ok will do that thanks. I been looking up videos but still didn’t really know where to start. I’ll go with what you saidP0400 - the EGR circuit - less flow than what is expected. With the engine warmed up, very carefully (so you don’t burn your fingers) push the diaphragm in the EGR forward (using the metal tabs and not the actual fabric of the diaphragm). Your engine should try to stall. If it doesn’t, it means that the EGR or its circuit is clogged with carbon. You can take the valve off and clean it thoroughly with carb cleaner, and ream out the intake and exhaust ports while the valve is off the car. Before putting the valve back on, start the car for about 1-2 seconds - it should rev very high and blow more carbon out for you. Note that you may have to do this a number of times, particularly if there is 20+ years of carbon in the circuit.

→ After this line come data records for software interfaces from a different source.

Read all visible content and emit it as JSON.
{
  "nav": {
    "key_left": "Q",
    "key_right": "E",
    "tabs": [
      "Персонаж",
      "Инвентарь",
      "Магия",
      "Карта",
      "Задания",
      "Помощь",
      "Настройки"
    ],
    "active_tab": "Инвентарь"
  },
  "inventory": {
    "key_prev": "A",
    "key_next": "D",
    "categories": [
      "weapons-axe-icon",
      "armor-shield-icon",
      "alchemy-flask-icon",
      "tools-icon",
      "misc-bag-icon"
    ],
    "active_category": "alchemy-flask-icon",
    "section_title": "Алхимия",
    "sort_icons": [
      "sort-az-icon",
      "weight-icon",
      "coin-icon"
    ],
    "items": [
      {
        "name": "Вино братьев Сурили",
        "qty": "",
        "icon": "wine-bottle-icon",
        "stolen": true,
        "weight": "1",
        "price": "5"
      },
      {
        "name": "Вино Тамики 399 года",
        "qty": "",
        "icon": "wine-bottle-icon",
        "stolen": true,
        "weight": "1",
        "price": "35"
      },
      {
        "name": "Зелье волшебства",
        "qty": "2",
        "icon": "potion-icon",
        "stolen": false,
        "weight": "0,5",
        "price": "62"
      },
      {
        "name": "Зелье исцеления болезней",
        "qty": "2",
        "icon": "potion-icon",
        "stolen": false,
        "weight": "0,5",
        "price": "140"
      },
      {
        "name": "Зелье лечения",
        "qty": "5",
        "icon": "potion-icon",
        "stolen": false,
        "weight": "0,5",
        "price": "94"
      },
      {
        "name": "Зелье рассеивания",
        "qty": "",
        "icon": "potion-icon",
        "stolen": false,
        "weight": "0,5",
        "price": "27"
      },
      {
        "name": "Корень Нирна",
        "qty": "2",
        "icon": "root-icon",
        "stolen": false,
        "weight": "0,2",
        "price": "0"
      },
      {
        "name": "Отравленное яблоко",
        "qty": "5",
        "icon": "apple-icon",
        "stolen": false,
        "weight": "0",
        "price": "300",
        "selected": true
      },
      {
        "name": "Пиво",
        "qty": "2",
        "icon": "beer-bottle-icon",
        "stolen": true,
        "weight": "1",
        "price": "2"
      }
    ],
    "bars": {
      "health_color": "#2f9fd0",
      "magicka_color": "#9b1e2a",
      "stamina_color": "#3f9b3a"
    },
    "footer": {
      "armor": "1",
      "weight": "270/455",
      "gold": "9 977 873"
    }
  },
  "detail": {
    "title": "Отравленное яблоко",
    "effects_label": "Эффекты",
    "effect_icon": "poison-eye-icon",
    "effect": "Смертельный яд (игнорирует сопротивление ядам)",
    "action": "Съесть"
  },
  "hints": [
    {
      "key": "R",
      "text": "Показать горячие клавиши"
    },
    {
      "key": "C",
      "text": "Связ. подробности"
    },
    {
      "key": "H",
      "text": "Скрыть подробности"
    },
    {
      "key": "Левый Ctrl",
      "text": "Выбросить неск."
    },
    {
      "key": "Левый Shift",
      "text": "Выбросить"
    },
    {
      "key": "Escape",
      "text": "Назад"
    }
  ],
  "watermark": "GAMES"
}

P0510 - TPS. Just thinking, as you’ve been working in the engine, check the connection to the TPS and wiring going to it. In the past, you said this only came on in 4wd. Does this now happen in 2wd??
You cannot check the ignition timing by looking at the dist, you need a timing light for that.."QUOTE="RoyceGetit, post: 1559481, member: 255038"]
I’ll check tps too. I was messing around the distributor when I took it off to check if the rotor lined up with the timing
I see. The engine has to be warm first. I thought it just had to be warm for the test and I couldn’t feel anything to push against. I guess the diaphragm only comes out when warm. Thanks for the clarification I appreciate it!Yes, that’s it. Look at the EGR in your second photo. If you put your finger into it, in between the metal ‘spokes’ that you see in the photo, you will feel a metal bit inside there. You will not be able to push it forward unless the engine is running. You need to do the test with the engine warmed up, so be careful not to burn your fingers when doing this - gloves or some other protection is good - don’t use anything sharp, as if you miss the metal inside the valve, you can puncture the diaphragm.
So I tried pushing on the diaphragm while the engine was warm but I couldn’t feel anything. I tried a few times and it feels the same as when I try it with the engine cold. I can’t seem to figure it out. Maybe I’m doing it wrong. Would there be another way I could test it? Is it easy to remove?The engine has to be running. When the ECU comes online, it activates the EGR circuit with vacuum. The point about doing it when the engine is warm rather than cold, is that when the running engine is cold, the idle is very high, which will counteract the idea of the engine trying to stall when you push the valve forward.
Sounds good! I’ll look for a vacuum pump today. ThanksYes, use a vacuum pump on the diaphragm nipple to activate the valve..